Print every record exactly.
____
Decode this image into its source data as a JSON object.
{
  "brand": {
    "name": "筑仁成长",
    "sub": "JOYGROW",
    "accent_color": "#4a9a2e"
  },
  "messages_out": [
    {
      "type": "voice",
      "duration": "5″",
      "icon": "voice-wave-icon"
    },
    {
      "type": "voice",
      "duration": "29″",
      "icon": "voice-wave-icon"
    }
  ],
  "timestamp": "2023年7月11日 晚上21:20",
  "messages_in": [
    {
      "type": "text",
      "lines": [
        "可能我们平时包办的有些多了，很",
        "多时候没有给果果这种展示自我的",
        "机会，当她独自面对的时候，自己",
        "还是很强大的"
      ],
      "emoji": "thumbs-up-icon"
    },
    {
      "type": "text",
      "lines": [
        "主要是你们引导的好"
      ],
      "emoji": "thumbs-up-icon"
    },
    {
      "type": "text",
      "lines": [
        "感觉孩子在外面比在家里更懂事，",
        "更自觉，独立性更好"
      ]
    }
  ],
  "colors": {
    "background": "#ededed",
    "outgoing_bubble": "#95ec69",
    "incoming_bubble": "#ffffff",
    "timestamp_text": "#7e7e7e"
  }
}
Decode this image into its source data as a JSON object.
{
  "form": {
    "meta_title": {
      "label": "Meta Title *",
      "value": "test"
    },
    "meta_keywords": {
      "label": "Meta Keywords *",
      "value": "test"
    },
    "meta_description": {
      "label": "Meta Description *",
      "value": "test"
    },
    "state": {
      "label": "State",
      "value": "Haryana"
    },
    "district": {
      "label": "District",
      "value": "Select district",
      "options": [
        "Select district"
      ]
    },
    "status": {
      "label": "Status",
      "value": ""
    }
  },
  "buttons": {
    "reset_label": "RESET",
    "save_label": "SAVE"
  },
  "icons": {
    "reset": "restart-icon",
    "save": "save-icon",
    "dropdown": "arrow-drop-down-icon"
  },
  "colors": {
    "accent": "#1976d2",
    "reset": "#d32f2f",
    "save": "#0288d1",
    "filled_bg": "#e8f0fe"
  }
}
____
Completed task:
Decode this image into its source data as a JSON object.
{
  "brand": {
    "name": "筑仁成长",
    "sub": "JOYGROW",
    "accent_color": "#4a9a2e"
  },
  "messages_out": [
    {
      "type": "voice",
      "duration": "5″",
      "icon": "voice-wave-icon"
    },
    {
      "type": "voice",
      "duration": "29″",
      "icon": "voice-wave-icon"
    }
  ],
  "timestamp": "2023年7月11日 晚上21:20",
  "messages_in": [
    {
      "type": "text",
      "lines": [
        "可能我们平时包办的有些多了，很",
        "多时候没有给果果这种展示自我的",
        "机会，当她独自面对的时候，自己",
        "还是很强大的"
      ],
      "emoji": "thumbs-up-icon"
    },
    {
      "type": "text",
      "lines": [
        "主要是你们引导的好"
      ],
      "emoji": "thumbs-up-icon"
    },
    {
      "type": "text",
      "lines": [
        "感觉孩子在外面比在家里更懂事，",
        "更自觉，独立性更好"
      ]
    }
  ],
  "colors": {
    "background": "#ededed",
    "outgoing_bubble": "#95ec69",
    "incoming_bubble": "#ffffff",
    "timestamp_text": "#7e7e7e"
  }
}
Decode this image into its source data as a JSON object.
{
  "form": {
    "meta_title": {
      "label": "Meta Title *",
      "value": "test"
    },
    "meta_keywords": {
      "label": "Meta Keywords *",
      "value": "test"
    },
    "meta_description": {
      "label": "Meta Description *",
      "value": "test"
    },
    "state": {
      "label": "State",
      "value": "Haryana"
    },
    "district": {
      "label": "District",
      "value": "Select district",
      "options": [
        "Select district"
      ]
    },
    "status": {
      "label": "Status",
      "value": ""
    }
  },
  "buttons": {
    "reset_label": "RESET",
    "save_label": "SAVE"
  },
  "icons": {
    "reset": "restart-icon",
    "save": "save-icon",
    "dropdown": "arrow-drop-down-icon"
  },
  "colors": {
    "accent": "#1976d2",
    "reset": "#d32f2f",
    "save": "#0288d1",
    "filled_bg": "#e8f0fe"
  }
}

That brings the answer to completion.